*** Begin section ***

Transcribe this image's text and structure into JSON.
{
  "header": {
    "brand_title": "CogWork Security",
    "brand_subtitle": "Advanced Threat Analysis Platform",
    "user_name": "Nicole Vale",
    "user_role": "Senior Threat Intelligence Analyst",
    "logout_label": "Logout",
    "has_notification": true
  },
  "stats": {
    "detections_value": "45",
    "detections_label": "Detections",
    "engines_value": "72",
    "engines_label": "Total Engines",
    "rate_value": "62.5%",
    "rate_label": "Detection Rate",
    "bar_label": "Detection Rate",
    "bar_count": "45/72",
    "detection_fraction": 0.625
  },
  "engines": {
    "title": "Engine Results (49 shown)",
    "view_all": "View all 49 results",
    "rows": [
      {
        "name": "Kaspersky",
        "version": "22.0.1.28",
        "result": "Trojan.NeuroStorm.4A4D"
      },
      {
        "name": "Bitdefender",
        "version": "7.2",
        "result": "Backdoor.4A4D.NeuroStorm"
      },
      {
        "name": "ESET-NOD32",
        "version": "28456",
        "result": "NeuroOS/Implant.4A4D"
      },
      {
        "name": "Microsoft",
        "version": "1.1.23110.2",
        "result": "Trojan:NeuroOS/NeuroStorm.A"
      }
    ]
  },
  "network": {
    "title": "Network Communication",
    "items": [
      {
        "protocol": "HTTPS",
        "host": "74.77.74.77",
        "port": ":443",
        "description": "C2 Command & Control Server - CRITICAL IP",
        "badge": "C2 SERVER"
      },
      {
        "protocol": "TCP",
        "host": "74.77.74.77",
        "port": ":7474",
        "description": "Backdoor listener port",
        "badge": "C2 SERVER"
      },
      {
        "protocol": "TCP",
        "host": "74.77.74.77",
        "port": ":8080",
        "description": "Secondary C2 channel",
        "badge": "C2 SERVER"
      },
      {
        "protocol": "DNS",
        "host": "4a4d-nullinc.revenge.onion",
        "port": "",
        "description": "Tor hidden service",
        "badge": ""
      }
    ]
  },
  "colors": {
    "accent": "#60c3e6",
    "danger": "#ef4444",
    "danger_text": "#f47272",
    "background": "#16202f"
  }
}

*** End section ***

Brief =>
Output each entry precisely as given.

Task output =>
Transcribe this image's text and structure into JSON.
{
  "header": {
    "brand_title": "CogWork Security",
    "brand_subtitle": "Advanced Threat Analysis Platform",
    "user_name": "Nicole Vale",
    "user_role": "Senior Threat Intelligence Analyst",
    "logout_label": "Logout",
    "has_notification": true
  },
  "stats": {
    "detections_value": "45",
    "detections_label": "Detections",
    "engines_value": "72",
    "engines_label": "Total Engines",
    "rate_value": "62.5%",
    "rate_label": "Detection Rate",
    "bar_label": "Detection Rate",
    "bar_count": "45/72",
    "detection_fraction": 0.625
  },
  "engines": {
    "title": "Engine Results (49 shown)",
    "view_all": "View all 49 results",
    "rows": [
      {
        "name": "Kaspersky",
        "version": "22.0.1.28",
        "result": "Trojan.NeuroStorm.4A4D"
      },
      {
        "name": "Bitdefender",
        "version": "7.2",
        "result": "Backdoor.4A4D.NeuroStorm"
      },
      {
        "name": "ESET-NOD32",
        "version": "28456",
        "result": "NeuroOS/Implant.4A4D"
      },
      {
        "name": "Microsoft",
        "version": "1.1.23110.2",
        "result": "Trojan:NeuroOS/NeuroStorm.A"
      }
    ]
  },
  "network": {
    "title": "Network Communication",
    "items": [
      {
        "protocol": "HTTPS",
        "host": "74.77.74.77",
        "port": ":443",
        "description": "C2 Command & Control Server - CRITICAL IP",
        "badge": "C2 SERVER"
      },
      {
        "protocol": "TCP",
        "host": "74.77.74.77",
        "port": ":7474",
        "description": "Backdoor listener port",
        "badge": "C2 SERVER"
      },
      {
        "protocol": "TCP",
        "host": "74.77.74.77",
        "port": ":8080",
        "description": "Secondary C2 channel",
        "badge": "C2 SERVER"
      },
      {
        "protocol": "DNS",
        "host": "4a4d-nullinc.revenge.onion",
        "port": "",
        "description": "Tor hidden service",
        "badge": ""
      }
    ]
  },
  "colors": {
    "accent": "#60c3e6",
    "danger": "#ef4444",
    "danger_text": "#f47272",
    "background": "#16202f"
  }
}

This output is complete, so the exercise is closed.